Tuesday’s loss is rare setback for Cards reliever Maness

ST. LOUIS — Seth Maness’ grin says it all.

Try as he will to explain the thrill of being a key rookie reliever in a pennant race, words just don’t measure up to the gleam in his eyes.

“Oh, it’s cool,” Maness said recently, standing in front of his locker. “But when it comes game time, it’s strictly business. You’re not thinking about any of that.”

Such an ability to focus on the job at hand undoubtedly has helped Maness emerge as one of the Cardinals’ most pleasant surprises this season. Besides the rise of Matt Carpenter into an All-Star leadoff hitter, no Cardinals player has provided a more unexpected lift than the 24-year-old North Carolinian. Fellow rookie lefty Kevin Siegrist is close, but by his arrival Maness had been in St. Louis for more than a month.

Maness, 24, and Carlos Martinez were the first rookies called on to bolster a pitching staff sagging under the struggles of Mitchell Boggs and Marc Rzepczynski. That was late April. While most of the rookie pitchers spent the summer shuttling between the minors and majors, Maness has remained with the Cardinals since he arrived.

He allowed a run in only one of his first 10 outings and gained a reputation for throwing strikes, working quickly and inducing double-play grounders. He ranks first among NL relievers in inducing both ground balls (87.6 percent) and double plays (14) and is fourth in allowing inherited runners to score (7 of 45, 15.6 percent). He also is averaging less than two walks per nine innings and leads Cardinals relievers with five wins.

He has steadily earned more and more trust from manager Mike Matheny to the point that Maness was summoned for eighth-inning duty recently when Trevor Rosenthal was unavailable.

Strictly a starter in his previous two seasons, Maness was named the organization’s minor league pitcher of the year after going 11-3 and helping Springfield win the 2012 Southern League championship. He fared fine in four spring training appearances but, with veterans such as Boggs and Rzepczynski guaranteed roster spots, Maness had little chance of starting the season in the majors.

But after making four starts for Memphis, he was called up to work out of the bullpen, a role with which he had little experience.  

“From a starter’s perspective, you see relievers and you take a lot for granted,” Maness said. “I have a lot more respect now for what relievers do.”

For one reason, he has learned how quickly a good roll can end. Maness gave up only one run in the 16 innings he worked in August, and it proved to be meaningless in an 8-6 win. He entered September with a 2.09 ERA in 51 1/3 innings.
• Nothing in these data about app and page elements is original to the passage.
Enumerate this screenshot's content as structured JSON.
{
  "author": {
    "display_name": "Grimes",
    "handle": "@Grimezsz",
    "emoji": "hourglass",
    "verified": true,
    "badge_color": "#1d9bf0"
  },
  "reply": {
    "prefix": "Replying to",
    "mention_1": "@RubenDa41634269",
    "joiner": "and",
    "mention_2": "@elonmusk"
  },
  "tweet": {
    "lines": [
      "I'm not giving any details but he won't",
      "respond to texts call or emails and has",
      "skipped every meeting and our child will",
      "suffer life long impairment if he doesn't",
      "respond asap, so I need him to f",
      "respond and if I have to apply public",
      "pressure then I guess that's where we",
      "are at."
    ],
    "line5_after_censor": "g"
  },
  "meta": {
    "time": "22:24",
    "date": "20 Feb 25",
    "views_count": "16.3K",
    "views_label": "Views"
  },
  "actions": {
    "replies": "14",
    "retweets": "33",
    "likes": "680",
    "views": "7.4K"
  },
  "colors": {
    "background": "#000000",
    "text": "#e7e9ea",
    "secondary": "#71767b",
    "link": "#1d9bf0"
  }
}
But called on in the seventh inning of a scoreless game Tuesday night, Maness was tagged with the loss in a 1-0 setback to the Reds after he gave up a leadoff single, stolen base and double. This was a rare night when his tendency to allow hits (59 in 53 2/3 innings) cost him and his team. He acknowledged the shortcoming in his game last week.

“It hasn’t been easy grinding it out. I give up a lot of hits,” he said. “I’m still trying to learn how to get it done.”

The stolen base hurt him against Cincinnati as much as the hits. With minor league stolen base king Billy Hamilton pinch-running after Ryan Ludwick’s leadoff single, Maness threw over to first three times.

Undeterred, Hamilton still took off on the first pitch and beat a wide throw to second by Yadier Molina. After Todd Frazier was unable to get down a sacrifice, he stroked a two-strike double to left that easily scored Hamilton. After the game, Hamilton told reporters that he could sense nervousness in Maness’ repeated throws to first.

The loss continued another poor trip by the Cardinals, now 8-14 on the road since the All-Star break. That it took till September for Maness to suffer just his second loss, in 55 outings, should help him handle the disappointment. A little.

As he said last week, the pressure to perform has lessened, but it’s still lurking.

 “I feel a little bit more stress off my back, but it’s still intense,” Maness says. “I wouldn’t say that comfort level is fully there. I’m still just learning.”

He isn’t close to taking his place in the majors for granted, either. Though Maness would like another opportunity to start someday, for now he’s taking the right approach.

Asked what he would like to be doing in two years, he says, “Still playing. That’s about it.”

You can see that he means it by the gleam in his eyes.

You can follow Stan McNeal on Twitter at @stanmcneal or email him at stanmcneal@gmail.com.